Legacy Grantees (2010-2011)

Environmental Health Coalition

The Environmental Health Collaborative’s (EHC) project, “Land Use Planning to Reduce Asthma in National City,” focused on addressing poor land use planning. They developed a collaborative approach amongst residents and city officials to implement the pollution reduction element of National City’s new Westside Specific Plan and secure the relocation of 3-5 auto body shops from the vicinity of a neighborhood elementary school. Accomplishments included.

  1. Approval of the ranking formula and protecting language for the amoritization goals to relocate offending businesses. Despite challenges, on September 27, 2011 the City Council approved funding to conduct the ranking of businesses for relocation. Data will be collected between October and December and the ranking is expected to be published in January 2012.
  2. EHC’s recommendation that a Public Advisory Council be formed to guide the implementation of the OTSP was approved by the city.
  3. In January, ten EHC community leaders began conducting code compliance monitoring to support the process of negotiating terms for business relocations. They have recorded 150 violations to date.
  4. On June 7, 2011, the City Council approved the first General Plan in California with a comprehensive Health and Environmental Justice Element. The Governor’s Office of Planning and Research has expressed strong interest in requiring General Plans throughout California to include a similar element modeled after EHC’s plan.
  5. EHC’s Land Use Team drafted:  A Healthy Place to Live: A People’s Guide to Community Planning. The interactive video guide is modeled on EHC’s Barrio Logan and National City experiences and will be distributed nationally and incorporated into their Leadership Training program.

Chicago Asthma Consortium

The goal of the Chicago Asthma Consortium’s project, “Crossing the Information Divide: What Do Inner City Communities of Color Want to Know About Health and How Do They Prefer to Learn It?” was to formally develop a brief, low-literacy survey in English and Spanish that identifies which asthma-relevant health information is of interest to community members, how they currently access information, how decisions are made with regard to the quality and relevance of health information, and which avenues might be most effective in delivering asthma health information to community members in the future. The following objectives were accomplished:

  1. Generated and narrowed a survey pool of questions through a literature review, taking into account community perspectives and reading/literacy levels. The survey was also translated into Spanish.
  2. Conducted 15 Cognitive Interviews (in English and Spanish) to identify words, phrases, or survey questions that were confusing and/or did not yield intended responses. The survey tool was modified based upon results.
  3. Trained community members to conduct a pilot test of the survey tool in three target communities.
  4. Entered and analyzed pilot survey data.
  5. Finalized survey tool using suggestions from the surveyors as well as data analysis.

Children’s Hospital & Research Center Oakland

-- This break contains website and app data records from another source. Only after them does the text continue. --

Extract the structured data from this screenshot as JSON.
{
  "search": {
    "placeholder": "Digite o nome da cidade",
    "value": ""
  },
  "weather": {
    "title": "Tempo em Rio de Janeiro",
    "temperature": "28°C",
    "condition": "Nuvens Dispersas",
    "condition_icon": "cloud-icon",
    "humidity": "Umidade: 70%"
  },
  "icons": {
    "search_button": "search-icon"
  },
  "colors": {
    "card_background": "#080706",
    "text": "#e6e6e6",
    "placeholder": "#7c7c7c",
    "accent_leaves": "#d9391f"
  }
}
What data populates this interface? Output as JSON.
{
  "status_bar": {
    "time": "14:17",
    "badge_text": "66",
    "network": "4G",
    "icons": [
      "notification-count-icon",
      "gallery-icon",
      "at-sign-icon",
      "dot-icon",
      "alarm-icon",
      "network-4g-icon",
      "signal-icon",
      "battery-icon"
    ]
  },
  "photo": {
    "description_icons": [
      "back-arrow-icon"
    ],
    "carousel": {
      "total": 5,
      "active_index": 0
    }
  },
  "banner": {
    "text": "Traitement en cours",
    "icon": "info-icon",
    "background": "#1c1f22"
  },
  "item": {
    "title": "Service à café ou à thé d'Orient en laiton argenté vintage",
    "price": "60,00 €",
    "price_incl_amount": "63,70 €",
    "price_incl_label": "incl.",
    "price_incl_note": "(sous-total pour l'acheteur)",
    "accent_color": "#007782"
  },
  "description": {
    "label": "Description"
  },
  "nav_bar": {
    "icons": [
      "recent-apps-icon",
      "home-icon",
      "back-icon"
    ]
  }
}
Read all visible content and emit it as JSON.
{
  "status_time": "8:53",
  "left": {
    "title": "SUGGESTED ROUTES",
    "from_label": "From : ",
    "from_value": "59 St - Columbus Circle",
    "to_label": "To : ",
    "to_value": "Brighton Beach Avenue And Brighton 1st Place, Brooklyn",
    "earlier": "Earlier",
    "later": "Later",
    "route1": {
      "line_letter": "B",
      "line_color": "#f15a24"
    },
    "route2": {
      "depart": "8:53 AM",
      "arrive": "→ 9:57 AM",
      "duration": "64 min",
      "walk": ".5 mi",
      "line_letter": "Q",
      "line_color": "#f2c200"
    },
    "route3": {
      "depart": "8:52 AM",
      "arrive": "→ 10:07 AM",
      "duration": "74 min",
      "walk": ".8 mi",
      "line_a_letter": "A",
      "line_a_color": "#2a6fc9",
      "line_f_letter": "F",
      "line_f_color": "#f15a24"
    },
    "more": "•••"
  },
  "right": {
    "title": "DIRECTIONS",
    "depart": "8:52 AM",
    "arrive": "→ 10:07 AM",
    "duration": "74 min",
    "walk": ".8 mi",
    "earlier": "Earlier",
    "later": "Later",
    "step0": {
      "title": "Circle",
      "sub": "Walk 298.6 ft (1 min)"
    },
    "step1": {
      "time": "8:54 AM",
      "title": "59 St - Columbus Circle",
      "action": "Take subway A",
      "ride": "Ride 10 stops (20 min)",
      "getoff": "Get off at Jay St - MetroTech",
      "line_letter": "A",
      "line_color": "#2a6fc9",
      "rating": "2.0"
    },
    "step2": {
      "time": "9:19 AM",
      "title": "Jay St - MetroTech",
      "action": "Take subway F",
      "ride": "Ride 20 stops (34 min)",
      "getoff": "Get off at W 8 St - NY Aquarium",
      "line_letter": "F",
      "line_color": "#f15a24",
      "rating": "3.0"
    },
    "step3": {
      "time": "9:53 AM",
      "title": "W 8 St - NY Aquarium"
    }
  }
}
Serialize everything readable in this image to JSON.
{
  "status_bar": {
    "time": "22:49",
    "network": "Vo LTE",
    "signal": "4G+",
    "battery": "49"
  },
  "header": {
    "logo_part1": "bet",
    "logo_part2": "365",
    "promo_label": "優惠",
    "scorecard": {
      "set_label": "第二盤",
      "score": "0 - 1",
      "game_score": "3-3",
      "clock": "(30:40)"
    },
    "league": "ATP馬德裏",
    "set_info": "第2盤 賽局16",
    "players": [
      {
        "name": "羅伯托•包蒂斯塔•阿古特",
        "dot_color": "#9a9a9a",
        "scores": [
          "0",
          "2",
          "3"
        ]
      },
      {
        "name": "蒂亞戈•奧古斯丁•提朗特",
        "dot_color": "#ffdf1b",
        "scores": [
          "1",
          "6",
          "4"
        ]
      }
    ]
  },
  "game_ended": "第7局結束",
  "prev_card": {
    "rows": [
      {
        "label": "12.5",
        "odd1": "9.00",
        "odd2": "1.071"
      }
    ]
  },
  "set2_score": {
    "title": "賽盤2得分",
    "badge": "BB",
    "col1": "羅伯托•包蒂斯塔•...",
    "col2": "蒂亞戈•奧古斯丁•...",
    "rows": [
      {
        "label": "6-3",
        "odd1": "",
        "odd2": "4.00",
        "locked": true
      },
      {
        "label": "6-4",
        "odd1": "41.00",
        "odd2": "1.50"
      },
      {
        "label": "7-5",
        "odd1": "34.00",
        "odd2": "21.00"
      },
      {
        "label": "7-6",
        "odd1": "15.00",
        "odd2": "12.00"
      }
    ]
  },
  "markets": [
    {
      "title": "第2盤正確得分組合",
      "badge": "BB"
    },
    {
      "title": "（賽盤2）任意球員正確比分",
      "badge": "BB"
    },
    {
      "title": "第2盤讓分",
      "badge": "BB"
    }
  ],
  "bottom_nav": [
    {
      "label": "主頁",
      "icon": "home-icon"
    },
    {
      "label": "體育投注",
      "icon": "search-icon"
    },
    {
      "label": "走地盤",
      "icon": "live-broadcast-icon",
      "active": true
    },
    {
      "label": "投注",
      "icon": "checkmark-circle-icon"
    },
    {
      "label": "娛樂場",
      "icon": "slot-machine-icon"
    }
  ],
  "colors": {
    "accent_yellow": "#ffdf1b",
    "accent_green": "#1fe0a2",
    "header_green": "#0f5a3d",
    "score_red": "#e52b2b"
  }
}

The goal of Children’s Hospital & Research Center’s project, “C3PLAT: An innovative systems change approach to build capacity among California’s new generation of pediatricians to become environmental health advocates, was “to train the next generation’s pediatricians to be more sympathetic, better informed, and better equipped to understand and address their patients’ environmental risk factors, and be better able to advocate for pro-health policies for their patients and the public.” This curriculum fits into the “library” of new and revised curricula being developed over time by the California Collaborative in Community Pediatrics and Legislative Advocacy Training (C3PLAT), which reaches 760 residents per year in California. Their accomplishments include:

  1. Designed a 1 week environmental health curriculum for pediatric residents that includes background reading, three hour overview training, a toolkit, and a series of environmental tours of socioeconomically disadvantaged neighborhoods.
  2. Piloted the curriculum with 25 pediatric residents at CHRCO. This has been done with overwhelming positive feedback and a new understanding for pediatric practice especially as it relates to asthma, obesity and mental health issues in the context of the social inequities of health.
  3. Disseminated materials by sharing the curriculum on a private social networking site designed for their collaborative, presenting a tutorial on how to become “medical champions” on environmental health, and consulting with five pediatric training programs in Northern and Southern California to create similar curricula.
  4. Trained pediatric residents to advocate politically on behalf of their patients regarding environmental health topics.
  5. Designed a pre and post test evaluation to determine general knowledge gained and to see the way the pediatric residents’ practices and attitudes on environmental health have changed.
Share